• YOUR TASK: In the entries below, find every line holding the string "select" and collect it.
INPUT MATERIAL section start
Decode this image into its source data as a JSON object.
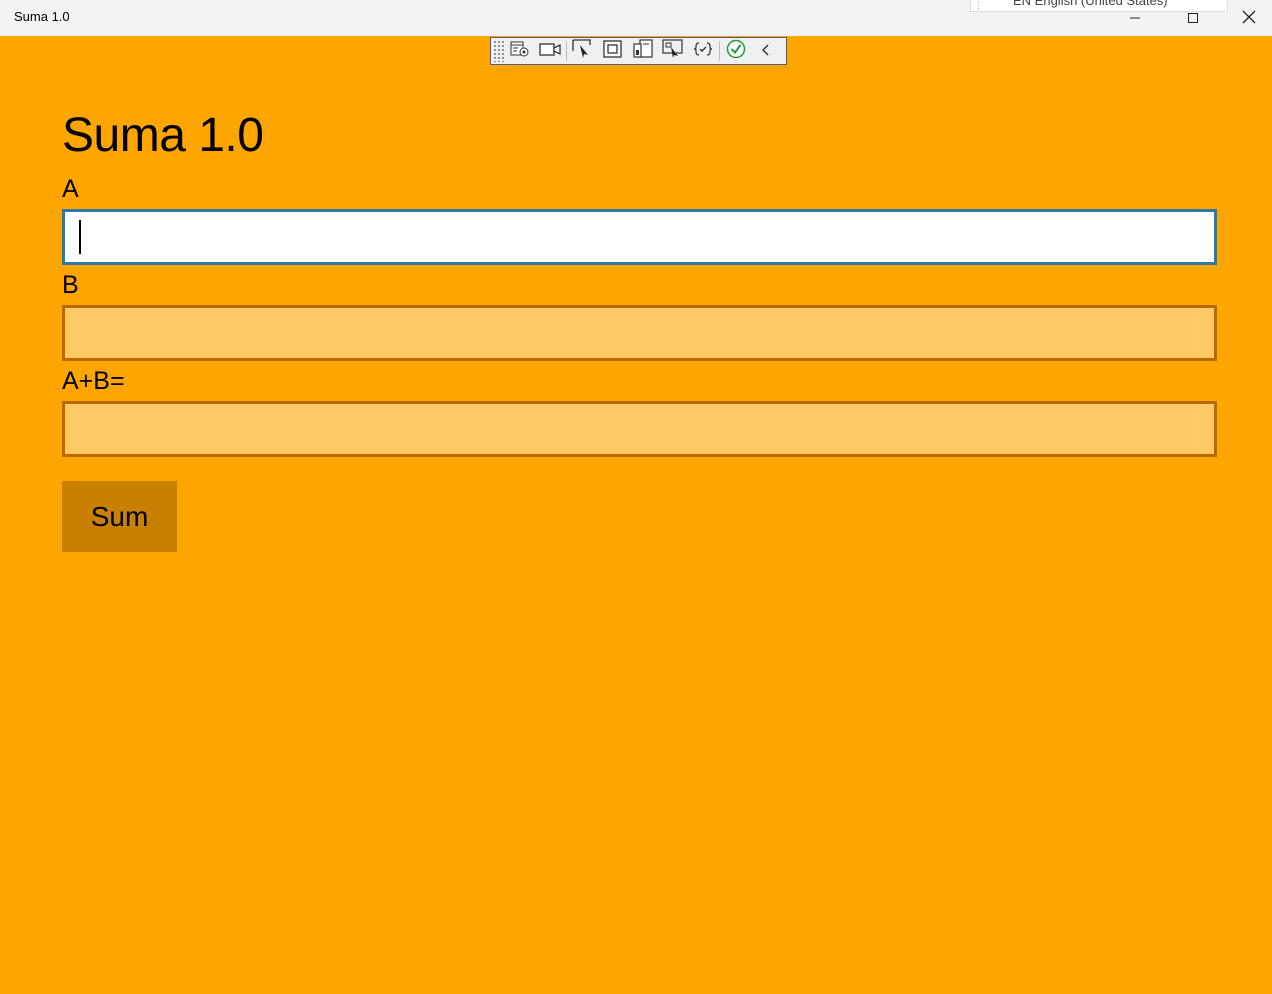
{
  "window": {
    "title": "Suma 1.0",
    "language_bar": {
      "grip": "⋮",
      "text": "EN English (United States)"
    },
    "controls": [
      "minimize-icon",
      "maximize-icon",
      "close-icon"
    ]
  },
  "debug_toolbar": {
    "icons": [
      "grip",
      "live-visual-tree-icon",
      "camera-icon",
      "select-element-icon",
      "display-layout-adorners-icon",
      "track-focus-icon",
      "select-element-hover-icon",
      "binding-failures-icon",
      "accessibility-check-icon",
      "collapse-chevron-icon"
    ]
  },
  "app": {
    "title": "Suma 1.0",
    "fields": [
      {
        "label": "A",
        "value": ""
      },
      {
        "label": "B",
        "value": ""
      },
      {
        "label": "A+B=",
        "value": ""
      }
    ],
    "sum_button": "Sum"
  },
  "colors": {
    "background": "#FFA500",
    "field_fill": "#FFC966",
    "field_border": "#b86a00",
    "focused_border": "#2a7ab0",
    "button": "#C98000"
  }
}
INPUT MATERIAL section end
• ANSWER SECTION:
      "select-element-icon",
      "select-element-hover-icon",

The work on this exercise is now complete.